I like Christopher Hitchens. He’s witty, he’s British so he has that cool accent working for him, he’s intelligent (he uses big words, anyway), and he’s outspoken. He can hold his own with and sometimes even out-talk Chris Matthews. He doesn’t seem to belong in any one camp, so it’s often hard to tell what he will think on any one issue. He’s a critic of Mother Theresa (??) and a supporter of the invasion of Iraq. One thing that he’s consistent about is his atheism, and with the recent wave of publications by outspoken atheists such as Sam Harris and Richard Dawkins, Hitchens has followed suit with his own book, with the somewhat inflammatory title God Is Not Great: How Religion Poisons Everything.
As you might expect, the reviews are all over the place on this book. A Booklist review called him “utterly rational” while Publishers Weekly said that the book’s claim that religion poisons everything “tips over into barely disguised misanthropy.” “Books and Culture” (a Christianity Today publication) has chosen this as their Book of the Week. In their review, Preston Jones comments “we are dealing with a very intelligent and well-read author who, when it comes to “religion,” is simply incapable of reason.” My favorite line from the Publishers Weekly review is that Hitchens is “delightful reading … even when he’s wrong.”
However, as obnoxious as Dawkins and Harris can be, Hitchens’ book sounds like it may be the most caustic; Hitchens’ acerbic wit is obviously one of his endearing qualities, and in this book he apparently lashes out at everything religious, including Mother Theresa and Martin Luther King.
There is no doubt that religious people of all flavors have done some remarkably stupid and evil things. I am often (okay, very often) critical of the stupid things that Christians say and do, and I can’t justify stupidity or immorality no matter what the reasoning behind it may be. However, atheists have also done some remarkably evil things. It may be better argued that humans share a tendency for evil (Christians often call it a “sinful nature”). If that is the case, then the poison already exists, and the real discussion should be on the antidote.

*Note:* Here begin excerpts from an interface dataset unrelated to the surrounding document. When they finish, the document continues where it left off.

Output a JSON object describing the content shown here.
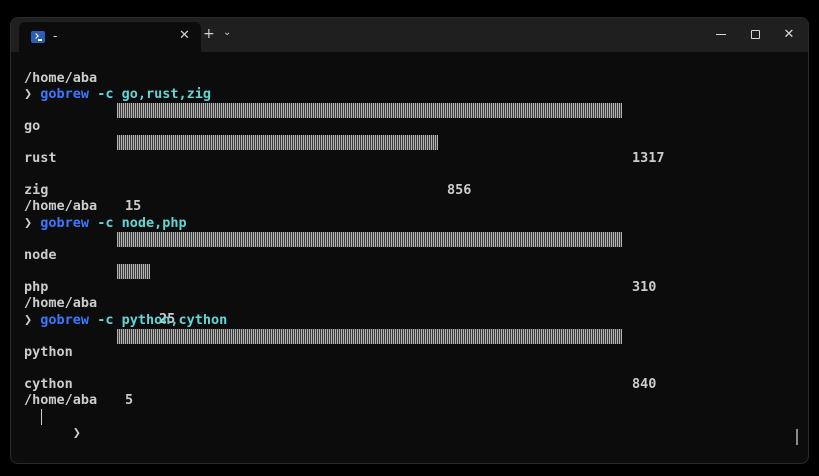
{
  "window": {
    "tab_title": "-",
    "tab_close": "✕",
    "new_tab": "+",
    "dropdown": "⌄",
    "close_glyph": "✕",
    "icon": "powershell-icon"
  },
  "prompt_symbol": "❯",
  "blocks": [
    {
      "cwd": "/home/aba",
      "command": "gobrew",
      "args": "-c go,rust,zig",
      "results": [
        {
          "name": "go",
          "count": "1317",
          "fraction": 1.0
        },
        {
          "name": "rust",
          "count": "856",
          "fraction": 0.65
        },
        {
          "name": "zig",
          "count": "15",
          "fraction": 0.0
        }
      ]
    },
    {
      "cwd": "/home/aba",
      "command": "gobrew",
      "args": "-c node,php",
      "results": [
        {
          "name": "node",
          "count": "310",
          "fraction": 1.0
        },
        {
          "name": "php",
          "count": "25",
          "fraction": 0.07
        }
      ]
    },
    {
      "cwd": "/home/aba",
      "command": "gobrew",
      "args": "-c python,cython",
      "results": [
        {
          "name": "python",
          "count": "840",
          "fraction": 1.0
        },
        {
          "name": "cython",
          "count": "5",
          "fraction": 0.0
        }
      ]
    }
  ],
  "final_cwd": "/home/aba",
  "colors": {
    "command": "#3b78ff",
    "args": "#61d6d6",
    "text": "#cccccc",
    "background": "#0c0c0c"
  }
}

But, that wouldn’t be as much fun, and probably wouldn’t sell as many books.